[Task item] Pick out every line in the data below that holds "icon".

Input data: Begin

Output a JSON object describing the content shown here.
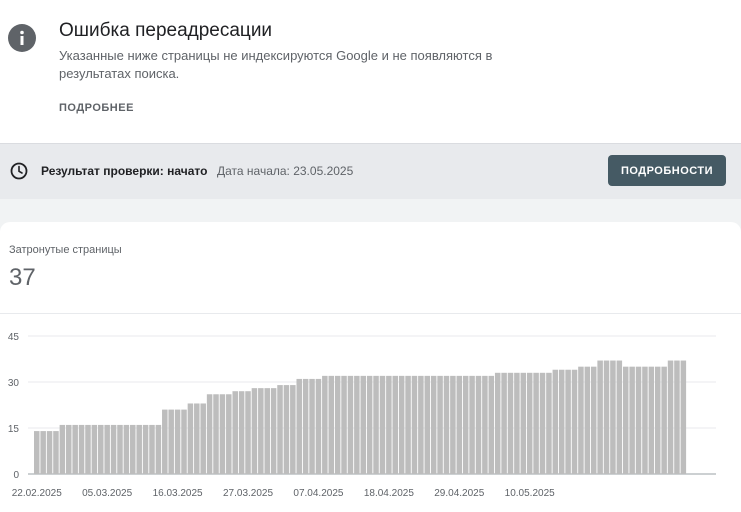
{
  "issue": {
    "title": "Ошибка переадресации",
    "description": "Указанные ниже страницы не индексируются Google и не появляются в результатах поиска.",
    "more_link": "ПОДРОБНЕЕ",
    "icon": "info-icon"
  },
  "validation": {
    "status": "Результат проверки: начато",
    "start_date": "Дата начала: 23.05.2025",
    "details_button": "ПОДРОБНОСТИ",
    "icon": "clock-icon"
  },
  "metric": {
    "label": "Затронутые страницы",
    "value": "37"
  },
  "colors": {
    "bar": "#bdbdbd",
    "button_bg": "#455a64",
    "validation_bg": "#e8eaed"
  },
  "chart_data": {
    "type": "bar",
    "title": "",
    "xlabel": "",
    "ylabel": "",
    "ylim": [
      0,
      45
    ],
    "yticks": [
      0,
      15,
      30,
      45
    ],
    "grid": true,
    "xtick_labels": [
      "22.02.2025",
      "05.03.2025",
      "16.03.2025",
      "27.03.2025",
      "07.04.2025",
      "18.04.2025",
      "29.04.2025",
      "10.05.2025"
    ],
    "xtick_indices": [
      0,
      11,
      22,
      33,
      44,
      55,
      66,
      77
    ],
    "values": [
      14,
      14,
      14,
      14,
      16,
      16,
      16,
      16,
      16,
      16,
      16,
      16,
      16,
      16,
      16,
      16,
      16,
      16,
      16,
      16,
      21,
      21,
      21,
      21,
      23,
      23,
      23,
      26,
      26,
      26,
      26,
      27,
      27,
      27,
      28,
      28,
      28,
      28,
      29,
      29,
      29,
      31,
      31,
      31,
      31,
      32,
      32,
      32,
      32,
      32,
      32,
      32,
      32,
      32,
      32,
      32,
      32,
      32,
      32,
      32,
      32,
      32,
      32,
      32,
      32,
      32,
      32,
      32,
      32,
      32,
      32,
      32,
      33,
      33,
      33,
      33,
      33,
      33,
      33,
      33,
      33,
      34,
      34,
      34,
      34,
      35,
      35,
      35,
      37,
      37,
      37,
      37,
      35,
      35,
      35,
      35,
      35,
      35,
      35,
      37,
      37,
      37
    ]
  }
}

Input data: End
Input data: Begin

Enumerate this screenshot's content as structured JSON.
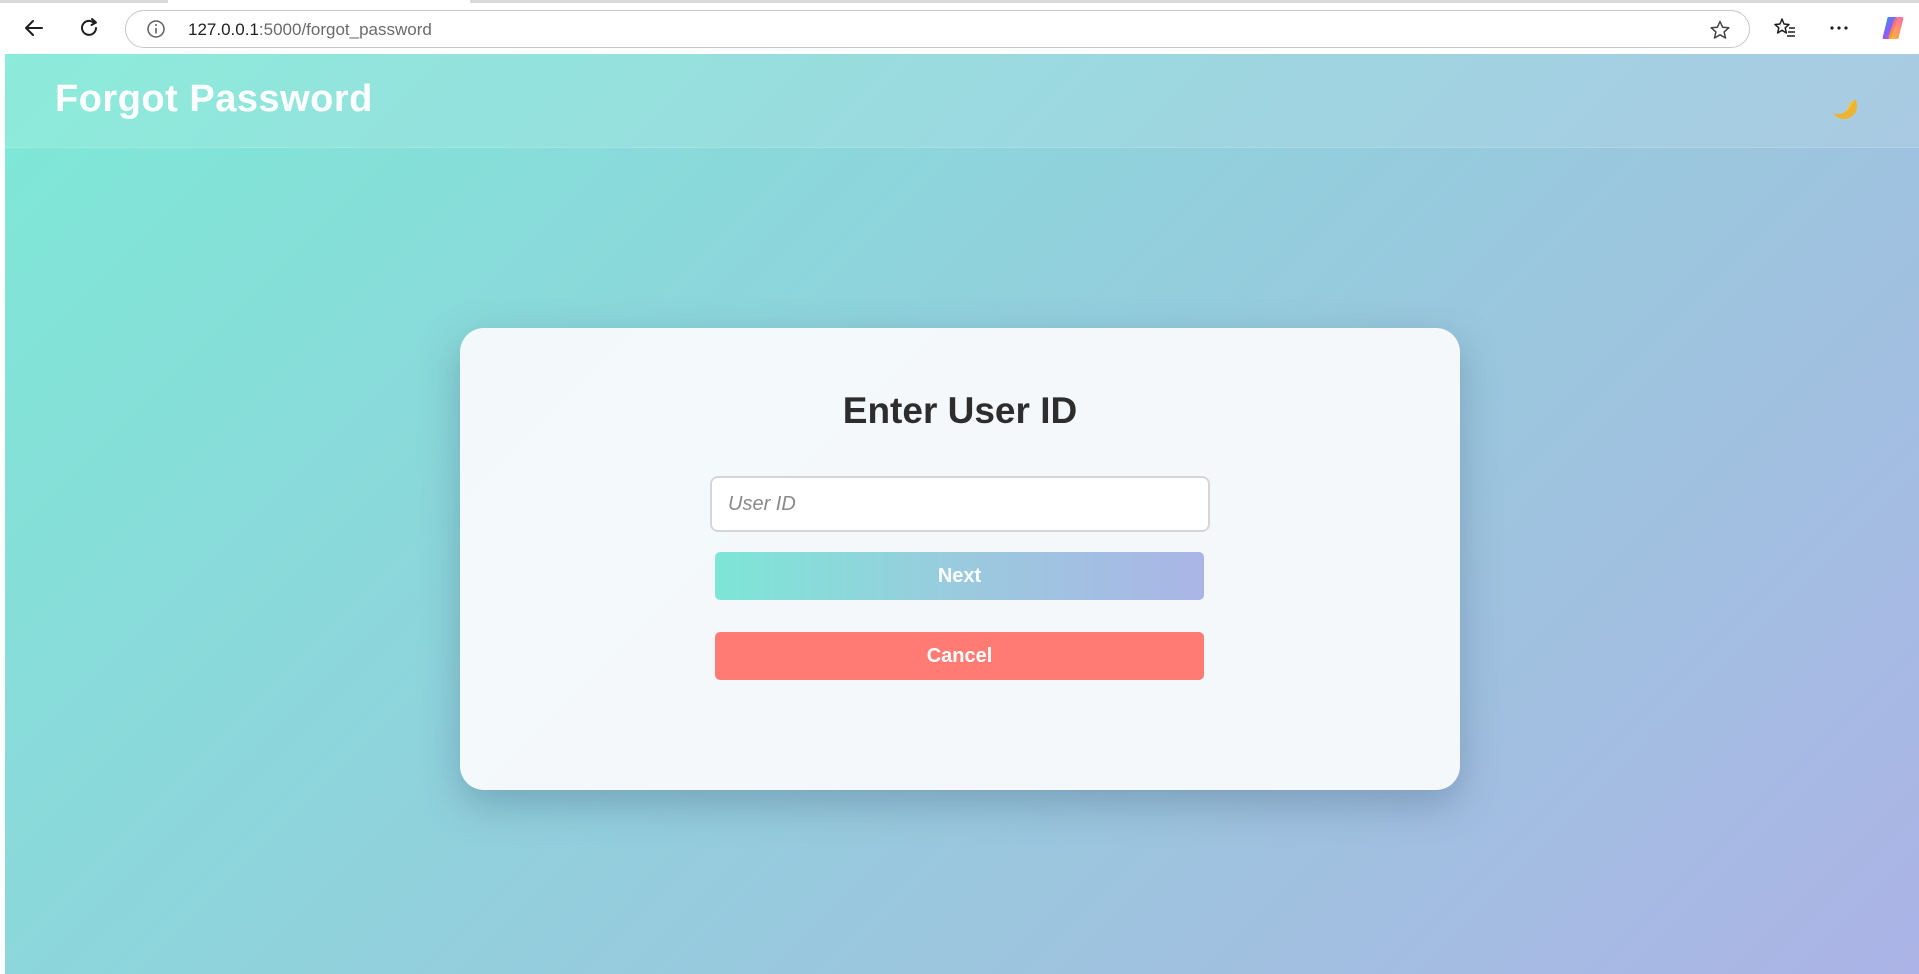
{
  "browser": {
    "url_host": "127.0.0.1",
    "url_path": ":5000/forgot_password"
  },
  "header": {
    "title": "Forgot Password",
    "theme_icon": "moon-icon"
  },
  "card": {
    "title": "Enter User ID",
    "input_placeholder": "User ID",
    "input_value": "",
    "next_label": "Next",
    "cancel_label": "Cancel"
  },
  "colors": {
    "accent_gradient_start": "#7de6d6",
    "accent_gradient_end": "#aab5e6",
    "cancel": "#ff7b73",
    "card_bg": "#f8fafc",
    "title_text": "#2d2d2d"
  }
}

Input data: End

[Response to this exercise]
    "icon": "info-icon"
    "icon": "clock-icon"
    "theme_icon": "moon-icon"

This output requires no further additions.